• **To do**
Produce an exact copy of all records below.

• **Exercise material**
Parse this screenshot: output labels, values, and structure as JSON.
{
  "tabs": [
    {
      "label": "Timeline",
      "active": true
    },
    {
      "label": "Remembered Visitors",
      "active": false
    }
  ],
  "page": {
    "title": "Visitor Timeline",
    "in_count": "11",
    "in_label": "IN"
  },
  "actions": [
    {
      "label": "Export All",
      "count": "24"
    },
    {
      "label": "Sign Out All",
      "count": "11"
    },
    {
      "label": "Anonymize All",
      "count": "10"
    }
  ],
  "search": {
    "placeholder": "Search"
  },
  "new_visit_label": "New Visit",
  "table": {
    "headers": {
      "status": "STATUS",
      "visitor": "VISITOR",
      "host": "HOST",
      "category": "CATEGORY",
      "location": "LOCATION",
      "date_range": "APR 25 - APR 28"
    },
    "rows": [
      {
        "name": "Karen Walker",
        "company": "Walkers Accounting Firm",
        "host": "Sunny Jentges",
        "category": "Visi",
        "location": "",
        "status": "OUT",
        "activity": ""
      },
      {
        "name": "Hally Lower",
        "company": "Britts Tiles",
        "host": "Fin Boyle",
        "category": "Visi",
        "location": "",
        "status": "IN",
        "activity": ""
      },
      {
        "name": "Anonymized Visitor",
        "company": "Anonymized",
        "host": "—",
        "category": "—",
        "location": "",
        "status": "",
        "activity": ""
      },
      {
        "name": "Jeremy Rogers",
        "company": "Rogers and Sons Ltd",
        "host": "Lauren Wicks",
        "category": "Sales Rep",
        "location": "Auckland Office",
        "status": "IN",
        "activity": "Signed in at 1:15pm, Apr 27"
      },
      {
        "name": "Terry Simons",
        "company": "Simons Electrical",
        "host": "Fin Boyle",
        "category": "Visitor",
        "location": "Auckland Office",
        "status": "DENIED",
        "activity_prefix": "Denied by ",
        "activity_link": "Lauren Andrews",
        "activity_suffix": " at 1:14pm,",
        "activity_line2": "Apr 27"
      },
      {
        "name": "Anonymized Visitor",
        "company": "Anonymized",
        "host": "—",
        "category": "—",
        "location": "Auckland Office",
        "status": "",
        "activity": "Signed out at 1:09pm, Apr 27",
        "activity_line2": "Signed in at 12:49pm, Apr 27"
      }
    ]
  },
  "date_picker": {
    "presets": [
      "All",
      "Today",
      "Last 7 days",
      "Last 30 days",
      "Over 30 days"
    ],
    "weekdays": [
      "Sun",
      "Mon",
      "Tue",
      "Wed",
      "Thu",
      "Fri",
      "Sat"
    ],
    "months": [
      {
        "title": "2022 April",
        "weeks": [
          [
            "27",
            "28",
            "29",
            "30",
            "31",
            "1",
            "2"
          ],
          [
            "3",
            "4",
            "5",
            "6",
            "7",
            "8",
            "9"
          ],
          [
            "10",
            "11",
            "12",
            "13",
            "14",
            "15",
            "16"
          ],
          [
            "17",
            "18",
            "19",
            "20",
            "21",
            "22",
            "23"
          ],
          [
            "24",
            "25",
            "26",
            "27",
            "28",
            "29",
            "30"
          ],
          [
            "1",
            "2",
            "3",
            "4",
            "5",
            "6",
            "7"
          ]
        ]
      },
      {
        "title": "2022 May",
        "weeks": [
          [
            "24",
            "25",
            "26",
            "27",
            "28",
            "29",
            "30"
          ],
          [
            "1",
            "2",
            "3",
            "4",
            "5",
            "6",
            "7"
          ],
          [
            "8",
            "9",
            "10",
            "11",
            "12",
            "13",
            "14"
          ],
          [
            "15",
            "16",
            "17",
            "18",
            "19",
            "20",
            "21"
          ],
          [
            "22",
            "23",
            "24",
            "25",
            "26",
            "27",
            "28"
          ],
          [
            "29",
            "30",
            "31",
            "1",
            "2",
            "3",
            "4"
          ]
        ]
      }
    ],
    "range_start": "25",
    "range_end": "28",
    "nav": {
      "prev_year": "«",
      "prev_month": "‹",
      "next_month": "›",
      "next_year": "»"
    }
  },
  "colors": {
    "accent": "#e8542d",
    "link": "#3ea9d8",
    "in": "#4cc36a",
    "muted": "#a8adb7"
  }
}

• **Task output**
Parse this screenshot: output labels, values, and structure as JSON.
{
  "tabs": [
    {
      "label": "Timeline",
      "active": true
    },
    {
      "label": "Remembered Visitors",
      "active": false
    }
  ],
  "page": {
    "title": "Visitor Timeline",
    "in_count": "11",
    "in_label": "IN"
  },
  "actions": [
    {
      "label": "Export All",
      "count": "24"
    },
    {
      "label": "Sign Out All",
      "count": "11"
    },
    {
      "label": "Anonymize All",
      "count": "10"
    }
  ],
  "search": {
    "placeholder": "Search"
  },
  "new_visit_label": "New Visit",
  "table": {
    "headers": {
      "status": "STATUS",
      "visitor": "VISITOR",
      "host": "HOST",
      "category": "CATEGORY",
      "location": "LOCATION",
      "date_range": "APR 25 - APR 28"
    },
    "rows": [
      {
        "name": "Karen Walker",
        "company": "Walkers Accounting Firm",
        "host": "Sunny Jentges",
        "category": "Visi",
        "location": "",
        "status": "OUT",
        "activity": ""
      },
      {
        "name": "Hally Lower",
        "company": "Britts Tiles",
        "host": "Fin Boyle",
        "category": "Visi",
        "location": "",
        "status": "IN",
        "activity": ""
      },
      {
        "name": "Anonymized Visitor",
        "company": "Anonymized",
        "host": "—",
        "category": "—",
        "location": "",
        "status": "",
        "activity": ""
      },
      {
        "name": "Jeremy Rogers",
        "company": "Rogers and Sons Ltd",
        "host": "Lauren Wicks",
        "category": "Sales Rep",
        "location": "Auckland Office",
        "status": "IN",
        "activity": "Signed in at 1:15pm, Apr 27"
      },
      {
        "name": "Terry Simons",
        "company": "Simons Electrical",
        "host": "Fin Boyle",
        "category": "Visitor",
        "location": "Auckland Office",
        "status": "DENIED",
        "activity_prefix": "Denied by ",
        "activity_link": "Lauren Andrews",
        "activity_suffix": " at 1:14pm,",
        "activity_line2": "Apr 27"
      },
      {
        "name": "Anonymized Visitor",
        "company": "Anonymized",
        "host": "—",
        "category": "—",
        "location": "Auckland Office",
        "status": "",
        "activity": "Signed out at 1:09pm, Apr 27",
        "activity_line2": "Signed in at 12:49pm, Apr 27"
      }
    ]
  },
  "date_picker": {
    "presets": [
      "All",
      "Today",
      "Last 7 days",
      "Last 30 days",
      "Over 30 days"
    ],
    "weekdays": [
      "Sun",
      "Mon",
      "Tue",
      "Wed",
      "Thu",
      "Fri",
      "Sat"
    ],
    "months": [
      {
        "title": "2022 April",
        "weeks": [
          [
            "27",
            "28",
            "29",
            "30",
            "31",
            "1",
            "2"
          ],
          [
            "3",
            "4",
            "5",
            "6",
            "7",
            "8",
            "9"
          ],
          [
            "10",
            "11",
            "12",
            "13",
            "14",
            "15",
            "16"
          ],
          [
            "17",
            "18",
            "19",
            "20",
            "21",
            "22",
            "23"
          ],
          [
            "24",
            "25",
            "26",
            "27",
            "28",
            "29",
            "30"
          ],
          [
            "1",
            "2",
            "3",
            "4",
            "5",
            "6",
            "7"
          ]
        ]
      },
      {
        "title": "2022 May",
        "weeks": [
          [
            "24",
            "25",
            "26",
            "27",
            "28",
            "29",
            "30"
          ],
          [
            "1",
            "2",
            "3",
            "4",
            "5",
            "6",
            "7"
          ],
          [
            "8",
            "9",
            "10",
            "11",
            "12",
            "13",
            "14"
          ],
          [
            "15",
            "16",
            "17",
            "18",
            "19",
            "20",
            "21"
          ],
          [
            "22",
            "23",
            "24",
            "25",
            "26",
            "27",
            "28"
          ],
          [
            "29",
            "30",
            "31",
            "1",
            "2",
            "3",
            "4"
          ]
        ]
      }
    ],
    "range_start": "25",
    "range_end": "28",
    "nav": {
      "prev_year": "«",
      "prev_month": "‹",
      "next_month": "›",
      "next_year": "»"
    }
  },
  "colors": {
    "accent": "#e8542d",
    "link": "#3ea9d8",
    "in": "#4cc36a",
    "muted": "#a8adb7"
  }
}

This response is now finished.